Items from an interface collection
§ §

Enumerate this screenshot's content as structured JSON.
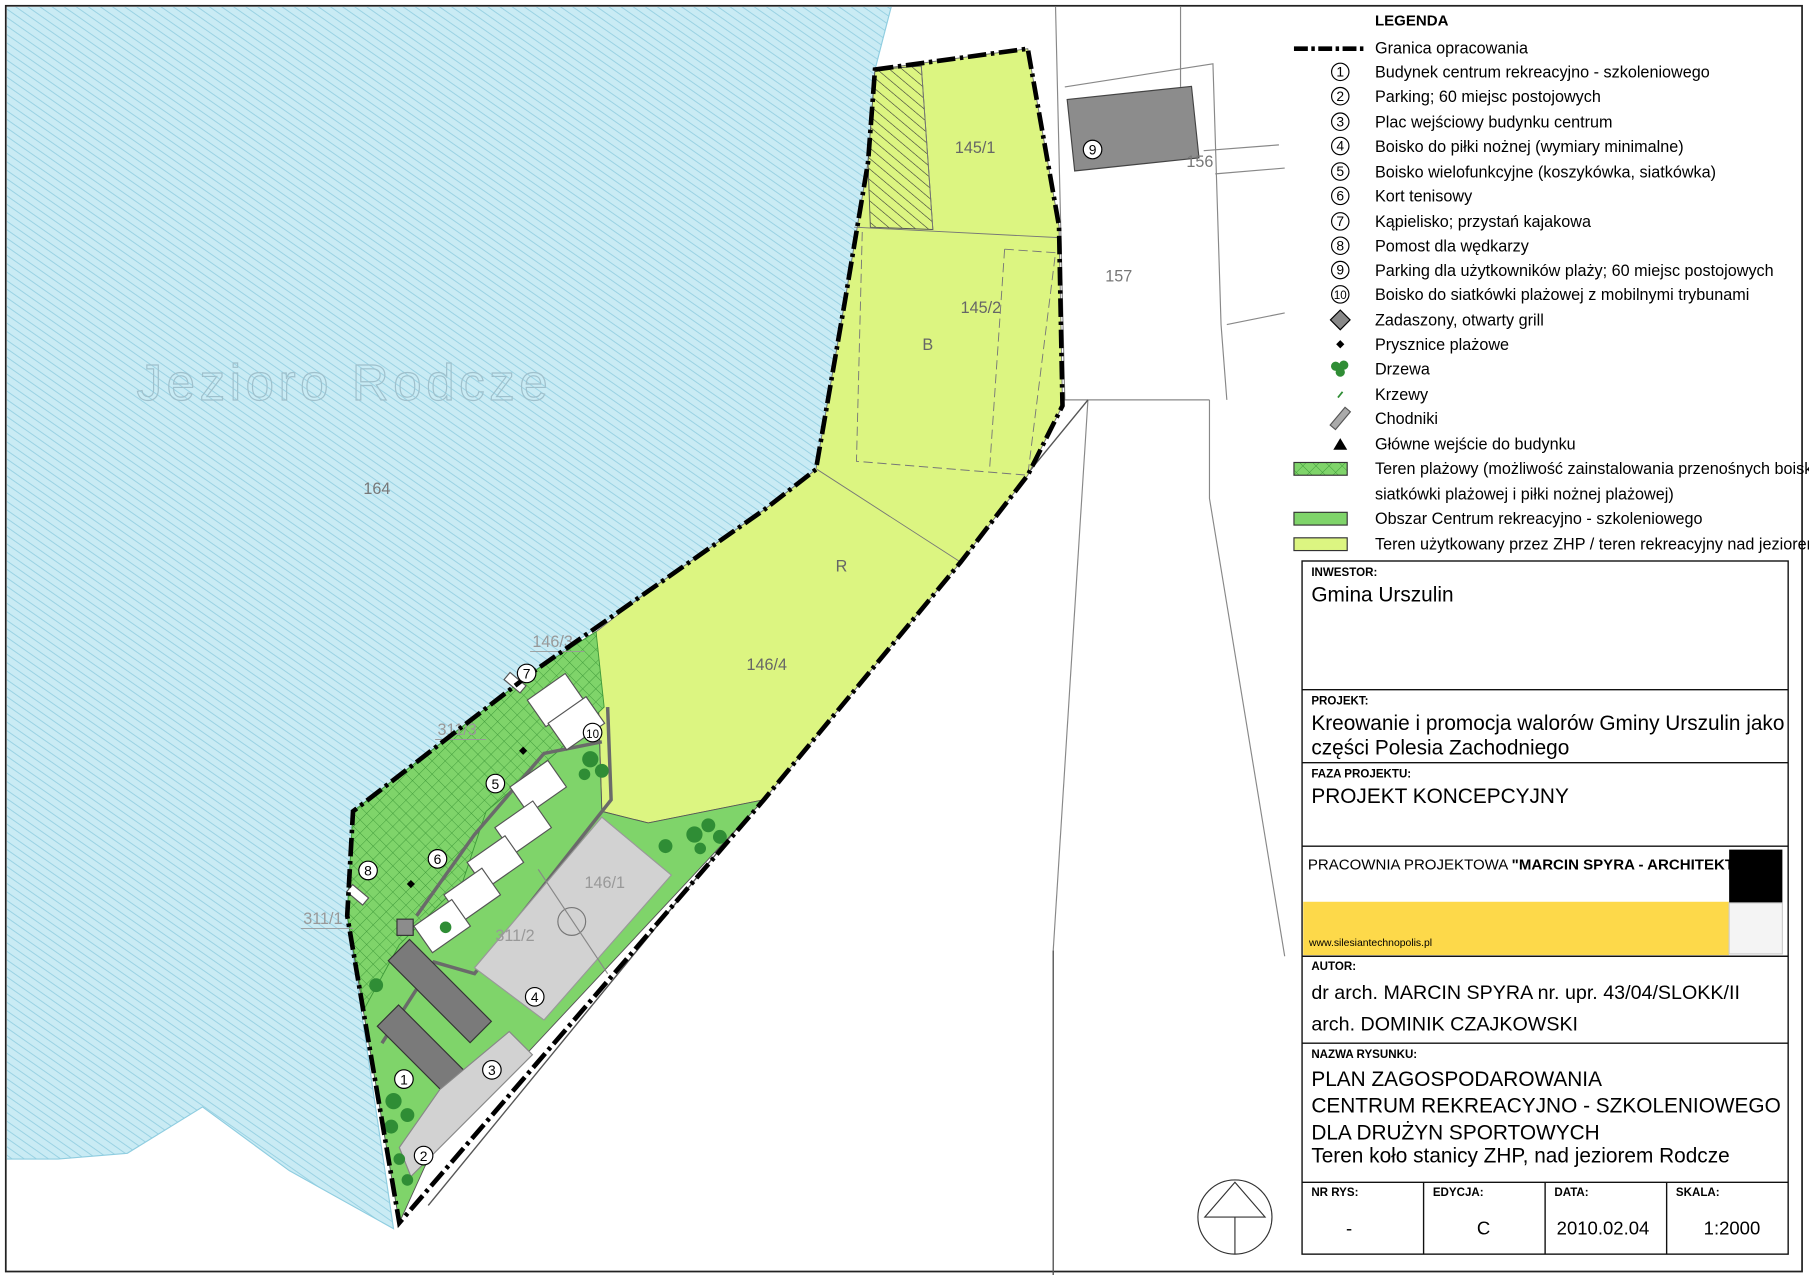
{
  "map": {
    "lake_name": "Jezioro  Rodcze",
    "parcels": {
      "p164": "164",
      "p145_1": "145/1",
      "p145_2": "145/2",
      "p146_4": "146/4",
      "p146_3": "146/3",
      "p146_1": "146/1",
      "p311_3": "311/3",
      "p311_2": "311/2",
      "p311_1": "311/1",
      "p156": "156",
      "p157": "157"
    },
    "zone_labels": {
      "b": "B",
      "r": "R"
    },
    "markers": [
      "1",
      "2",
      "3",
      "4",
      "5",
      "6",
      "7",
      "8",
      "9",
      "10"
    ]
  },
  "legend": {
    "title": "LEGENDA",
    "items": [
      {
        "symbol": "boundary-line",
        "label": "Granica opracowania"
      },
      {
        "symbol": "1",
        "label": "Budynek centrum rekreacyjno - szkoleniowego"
      },
      {
        "symbol": "2",
        "label": "Parking; 60 miejsc postojowych"
      },
      {
        "symbol": "3",
        "label": "Plac wejściowy budynku centrum"
      },
      {
        "symbol": "4",
        "label": "Boisko do piłki nożnej (wymiary minimalne)"
      },
      {
        "symbol": "5",
        "label": "Boisko wielofunkcyjne (koszykówka, siatkówka)"
      },
      {
        "symbol": "6",
        "label": "Kort tenisowy"
      },
      {
        "symbol": "7",
        "label": "Kąpielisko; przystań kajakowa"
      },
      {
        "symbol": "8",
        "label": "Pomost dla wędkarzy"
      },
      {
        "symbol": "9",
        "label": "Parking dla użytkowników plaży; 60 miejsc postojowych"
      },
      {
        "symbol": "10",
        "label": "Boisko do siatkówki plażowej z mobilnymi trybunami"
      },
      {
        "symbol": "grill-icon",
        "label": "Zadaszony, otwarty grill"
      },
      {
        "symbol": "shower-icon",
        "label": "Prysznice plażowe"
      },
      {
        "symbol": "tree-icon",
        "label": "Drzewa"
      },
      {
        "symbol": "shrub-icon",
        "label": "Krzewy"
      },
      {
        "symbol": "path-icon",
        "label": "Chodniki"
      },
      {
        "symbol": "entrance-icon",
        "label": "Główne wejście do budynku"
      },
      {
        "symbol": "beach-swatch",
        "label": "Teren plażowy (możliwość zainstalowania przenośnych boisk do"
      },
      {
        "symbol": "",
        "label": "siatkówki plażowej i piłki nożnej plażowej)"
      },
      {
        "symbol": "green-swatch",
        "label": "Obszar Centrum rekreacyjno - szkoleniowego"
      },
      {
        "symbol": "lime-swatch",
        "label": "Teren użytkowany przez ZHP / teren rekreacyjny nad jeziorem (plaża)"
      }
    ]
  },
  "title_block": {
    "investor_head": "INWESTOR:",
    "investor": "Gmina Urszulin",
    "project_head": "PROJEKT:",
    "project_line1": "Kreowanie i promocja walorów Gminy Urszulin jako",
    "project_line2": "części Polesia Zachodniego",
    "phase_head": "FAZA PROJEKTU:",
    "phase": "PROJEKT KONCEPCYJNY",
    "studio_prefix": "PRACOWNIA PROJEKTOWA ",
    "studio_name": "\"MARCIN SPYRA - ARCHITEKT\"",
    "website": "www.silesiantechnopolis.pl",
    "author_head": "AUTOR:",
    "author1": "dr arch. MARCIN SPYRA nr. upr. 43/04/SLOKK/II",
    "author2": "arch. DOMINIK CZAJKOWSKI",
    "drawing_head": "NAZWA RYSUNKU:",
    "drawing_line1": "PLAN ZAGOSPODAROWANIA",
    "drawing_line2": "CENTRUM REKREACYJNO - SZKOLENIOWEGO",
    "drawing_line3": "DLA DRUŻYN SPORTOWYCH",
    "drawing_line4": "Teren koło stanicy ZHP, nad jeziorem Rodcze",
    "nr_head": "NR RYS:",
    "nr": "-",
    "edition_head": "EDYCJA:",
    "edition": "C",
    "date_head": "DATA:",
    "date": "2010.02.04",
    "scale_head": "SKALA:",
    "scale": "1:2000"
  },
  "colors": {
    "lake": "#c7e9f2",
    "lime": "#dcf581",
    "green": "#7fd46a",
    "accent_yellow": "#fdd94a"
  }
}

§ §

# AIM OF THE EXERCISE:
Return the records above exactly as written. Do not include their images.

# EXPECTED ANSWER:
Enumerate this screenshot's content as structured JSON.
{
  "map": {
    "lake_name": "Jezioro  Rodcze",
    "parcels": {
      "p164": "164",
      "p145_1": "145/1",
      "p145_2": "145/2",
      "p146_4": "146/4",
      "p146_3": "146/3",
      "p146_1": "146/1",
      "p311_3": "311/3",
      "p311_2": "311/2",
      "p311_1": "311/1",
      "p156": "156",
      "p157": "157"
    },
    "zone_labels": {
      "b": "B",
      "r": "R"
    },
    "markers": [
      "1",
      "2",
      "3",
      "4",
      "5",
      "6",
      "7",
      "8",
      "9",
      "10"
    ]
  },
  "legend": {
    "title": "LEGENDA",
    "items": [
      {
        "symbol": "boundary-line",
        "label": "Granica opracowania"
      },
      {
        "symbol": "1",
        "label": "Budynek centrum rekreacyjno - szkoleniowego"
      },
      {
        "symbol": "2",
        "label": "Parking; 60 miejsc postojowych"
      },
      {
        "symbol": "3",
        "label": "Plac wejściowy budynku centrum"
      },
      {
        "symbol": "4",
        "label": "Boisko do piłki nożnej (wymiary minimalne)"
      },
      {
        "symbol": "5",
        "label": "Boisko wielofunkcyjne (koszykówka, siatkówka)"
      },
      {
        "symbol": "6",
        "label": "Kort tenisowy"
      },
      {
        "symbol": "7",
        "label": "Kąpielisko; przystań kajakowa"
      },
      {
        "symbol": "8",
        "label": "Pomost dla wędkarzy"
      },
      {
        "symbol": "9",
        "label": "Parking dla użytkowników plaży; 60 miejsc postojowych"
      },
      {
        "symbol": "10",
        "label": "Boisko do siatkówki plażowej z mobilnymi trybunami"
      },
      {
        "symbol": "grill-icon",
        "label": "Zadaszony, otwarty grill"
      },
      {
        "symbol": "shower-icon",
        "label": "Prysznice plażowe"
      },
      {
        "symbol": "tree-icon",
        "label": "Drzewa"
      },
      {
        "symbol": "shrub-icon",
        "label": "Krzewy"
      },
      {
        "symbol": "path-icon",
        "label": "Chodniki"
      },
      {
        "symbol": "entrance-icon",
        "label": "Główne wejście do budynku"
      },
      {
        "symbol": "beach-swatch",
        "label": "Teren plażowy (możliwość zainstalowania przenośnych boisk do"
      },
      {
        "symbol": "",
        "label": "siatkówki plażowej i piłki nożnej plażowej)"
      },
      {
        "symbol": "green-swatch",
        "label": "Obszar Centrum rekreacyjno - szkoleniowego"
      },
      {
        "symbol": "lime-swatch",
        "label": "Teren użytkowany przez ZHP / teren rekreacyjny nad jeziorem (plaża)"
      }
    ]
  },
  "title_block": {
    "investor_head": "INWESTOR:",
    "investor": "Gmina Urszulin",
    "project_head": "PROJEKT:",
    "project_line1": "Kreowanie i promocja walorów Gminy Urszulin jako",
    "project_line2": "części Polesia Zachodniego",
    "phase_head": "FAZA PROJEKTU:",
    "phase": "PROJEKT KONCEPCYJNY",
    "studio_prefix": "PRACOWNIA PROJEKTOWA ",
    "studio_name": "\"MARCIN SPYRA - ARCHITEKT\"",
    "website": "www.silesiantechnopolis.pl",
    "author_head": "AUTOR:",
    "author1": "dr arch. MARCIN SPYRA nr. upr. 43/04/SLOKK/II",
    "author2": "arch. DOMINIK CZAJKOWSKI",
    "drawing_head": "NAZWA RYSUNKU:",
    "drawing_line1": "PLAN ZAGOSPODAROWANIA",
    "drawing_line2": "CENTRUM REKREACYJNO - SZKOLENIOWEGO",
    "drawing_line3": "DLA DRUŻYN SPORTOWYCH",
    "drawing_line4": "Teren koło stanicy ZHP, nad jeziorem Rodcze",
    "nr_head": "NR RYS:",
    "nr": "-",
    "edition_head": "EDYCJA:",
    "edition": "C",
    "date_head": "DATA:",
    "date": "2010.02.04",
    "scale_head": "SKALA:",
    "scale": "1:2000"
  },
  "colors": {
    "lake": "#c7e9f2",
    "lime": "#dcf581",
    "green": "#7fd46a",
    "accent_yellow": "#fdd94a"
  }
}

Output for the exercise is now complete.